By Yuri Coghe
Valtteri Bottas is starting his fifth season with Mercedes, and it feels like it could be his last one.
But way different from Michael’s Jordan 1998 ‘Last Dance’ with the Chicago Bulls, the Finish driver has barely hit the floor, let alone displayed any eye-catching steps.
After four years driving the best car in the grid, he failed to achieve double-digit victories, ‘only’ tieing his name to nine F1 wins. Within the same period, Lewis Hamilton rose to the top of the podium no less than a whopping 42 times.
If Bottas once looked like a promising talent, it’s been clear for a while that he should be kept far away from a championship-contending car.
The 2018 season said it all. He became the only driver in that year’s three best-performing teams to not cross the finish line first at least once.
Numbers are not all that is to it. In 2020, Bottas spent the whole season getting exposed pretty much in every overtaking situation, whether he was the one defending or attacking.
The most degrading moment came at the Sakhir Grand Prix. George Russell, normally a Williams driver, was replacing Lewis Hamilton after the defending-champion tested positive for COVID-19. And he almost won the race had Mercedes not messed up not one, but two of his pit stops.
In the process, his overtake on Bottas made for one of the moves of the season.
If you’re driving with the same team for four years, it’s not a good look to be out-performed by someone who just got the keys to the car a few days before.
So, why does Bottas keeps getting contract extensions and has renewed his deal with the silver arrows once again for the 2021 season?
It’s quite simple: for Mercedes, it’s as comfortable as the other side of a pillow.
They have a perfect arrangement in place. Quite possibly, the German team has the best car and the best driver in F1 history.
Surely, it should be more than enough to clinch both drivers’ and constructors’ championships at the end of 2021 to extend their own records to eight in-a-row. As long as who’s driving the other car does a half-decent or perhaps even mediocre job.
If this B-driver doesn’t stir up trouble or any kind of bad blood with the big teammate star, which is indeed Bottas’ case, it’s a bonus Mercedes will gladly accept.

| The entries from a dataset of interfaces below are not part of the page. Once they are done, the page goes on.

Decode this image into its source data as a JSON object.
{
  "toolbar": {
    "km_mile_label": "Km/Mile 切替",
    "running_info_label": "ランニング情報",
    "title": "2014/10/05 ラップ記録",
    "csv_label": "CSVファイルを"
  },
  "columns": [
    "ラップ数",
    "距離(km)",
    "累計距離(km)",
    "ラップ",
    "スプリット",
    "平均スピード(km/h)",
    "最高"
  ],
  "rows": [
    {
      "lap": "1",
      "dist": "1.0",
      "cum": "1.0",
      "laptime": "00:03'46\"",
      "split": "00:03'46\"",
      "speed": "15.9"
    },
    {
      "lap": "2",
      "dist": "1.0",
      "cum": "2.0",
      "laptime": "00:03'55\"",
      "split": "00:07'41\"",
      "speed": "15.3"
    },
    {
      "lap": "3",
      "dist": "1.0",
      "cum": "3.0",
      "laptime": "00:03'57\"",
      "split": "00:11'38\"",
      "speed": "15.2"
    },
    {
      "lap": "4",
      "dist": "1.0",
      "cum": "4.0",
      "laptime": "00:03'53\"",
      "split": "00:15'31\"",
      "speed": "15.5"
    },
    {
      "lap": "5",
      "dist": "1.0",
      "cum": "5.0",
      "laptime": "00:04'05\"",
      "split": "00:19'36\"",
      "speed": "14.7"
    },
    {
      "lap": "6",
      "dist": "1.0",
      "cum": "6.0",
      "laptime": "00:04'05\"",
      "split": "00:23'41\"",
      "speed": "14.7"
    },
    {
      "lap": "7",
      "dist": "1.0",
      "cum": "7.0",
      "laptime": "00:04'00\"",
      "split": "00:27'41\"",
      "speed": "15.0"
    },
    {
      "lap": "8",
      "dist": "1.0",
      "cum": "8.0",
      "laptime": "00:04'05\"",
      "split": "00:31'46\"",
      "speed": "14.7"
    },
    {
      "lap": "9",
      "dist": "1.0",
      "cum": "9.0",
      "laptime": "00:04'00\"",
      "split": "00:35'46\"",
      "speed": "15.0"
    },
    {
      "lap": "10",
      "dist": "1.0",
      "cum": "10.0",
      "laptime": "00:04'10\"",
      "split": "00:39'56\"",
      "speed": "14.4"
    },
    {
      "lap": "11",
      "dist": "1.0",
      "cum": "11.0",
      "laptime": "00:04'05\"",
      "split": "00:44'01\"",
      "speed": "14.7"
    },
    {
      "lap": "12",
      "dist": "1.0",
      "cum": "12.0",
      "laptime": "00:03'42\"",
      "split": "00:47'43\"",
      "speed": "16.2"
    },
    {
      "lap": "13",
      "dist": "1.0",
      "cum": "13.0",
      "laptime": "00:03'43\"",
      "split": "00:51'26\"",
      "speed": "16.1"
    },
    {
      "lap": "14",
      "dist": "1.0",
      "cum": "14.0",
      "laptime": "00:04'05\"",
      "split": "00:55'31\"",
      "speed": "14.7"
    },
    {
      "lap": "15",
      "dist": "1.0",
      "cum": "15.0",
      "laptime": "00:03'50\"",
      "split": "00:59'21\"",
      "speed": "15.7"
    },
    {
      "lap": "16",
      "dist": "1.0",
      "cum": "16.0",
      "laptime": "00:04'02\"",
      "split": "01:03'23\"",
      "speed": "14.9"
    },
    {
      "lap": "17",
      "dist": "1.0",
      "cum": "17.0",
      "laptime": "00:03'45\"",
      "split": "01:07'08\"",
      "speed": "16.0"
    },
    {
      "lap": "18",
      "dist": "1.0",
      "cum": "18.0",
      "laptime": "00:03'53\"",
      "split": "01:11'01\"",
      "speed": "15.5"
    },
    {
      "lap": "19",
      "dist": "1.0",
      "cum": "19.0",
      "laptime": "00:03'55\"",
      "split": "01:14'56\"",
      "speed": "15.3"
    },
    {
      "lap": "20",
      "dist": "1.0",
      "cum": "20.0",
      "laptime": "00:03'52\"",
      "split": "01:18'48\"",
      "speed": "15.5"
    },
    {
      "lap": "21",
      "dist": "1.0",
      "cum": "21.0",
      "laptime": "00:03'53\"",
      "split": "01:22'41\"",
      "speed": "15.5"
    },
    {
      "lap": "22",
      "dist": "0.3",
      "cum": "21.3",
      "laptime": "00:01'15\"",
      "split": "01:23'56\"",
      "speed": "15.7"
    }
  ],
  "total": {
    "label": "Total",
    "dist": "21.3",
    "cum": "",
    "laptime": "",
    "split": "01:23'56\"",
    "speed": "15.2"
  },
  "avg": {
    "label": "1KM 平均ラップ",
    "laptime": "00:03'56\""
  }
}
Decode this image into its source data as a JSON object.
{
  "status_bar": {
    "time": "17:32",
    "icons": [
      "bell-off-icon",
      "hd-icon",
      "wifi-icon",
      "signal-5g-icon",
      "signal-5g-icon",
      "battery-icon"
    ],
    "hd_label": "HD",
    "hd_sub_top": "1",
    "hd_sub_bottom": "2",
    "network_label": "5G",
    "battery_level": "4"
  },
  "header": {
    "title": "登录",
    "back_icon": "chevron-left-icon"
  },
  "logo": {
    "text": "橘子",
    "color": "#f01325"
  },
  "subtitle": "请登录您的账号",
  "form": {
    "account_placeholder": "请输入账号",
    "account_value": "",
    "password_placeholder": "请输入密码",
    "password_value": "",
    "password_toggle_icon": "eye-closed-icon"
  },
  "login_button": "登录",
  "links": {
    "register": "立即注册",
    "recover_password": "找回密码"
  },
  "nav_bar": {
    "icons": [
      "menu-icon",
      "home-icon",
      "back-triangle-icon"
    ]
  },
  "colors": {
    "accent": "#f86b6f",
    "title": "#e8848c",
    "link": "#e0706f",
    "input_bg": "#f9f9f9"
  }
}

Especially after the turbulent Hamilton-Nico Rosberg rivalry that went on before the German retired as the 2016 champ.
But, in Mercedes’ best interests, this very same arrangement has to change sooner than later.
It was extremely difficult to negotiate a contract extension with Hamilton at the end of 2020. The deal eventually got finished but is only valid for a year. The fact that the 36-year-old Briton is constantly talking about pursuing other passions other than racing does not help ease the situation.
Russell is not getting any younger himself. Mercedes sees its young star as a future world champion, but keeping the 23-year-old ‘on loan’ at Williams for a third year in 2021 might not be the best for his development.
Keeping a driver as questionable as Bottas for five seasons has been a luxury only a team so dominant as Mercedes could afford. They don’t care about their second driver bringing zero entertainment value to F1 – except for some occasional laughs – as long as they keep winning both trophies year after year.
However, things are changing. The big 2021 rule changes are expected to shuffle up the pecking order. Then, there’s the question mark on how long will Hamilton remain in F1. And, finally, the eventual necessity to give Russell’s development the care it’s been asking for.
Mercedes has to adjust. And it might mean that Bottas’ long overstayed welcome in a top team may finally come to an end.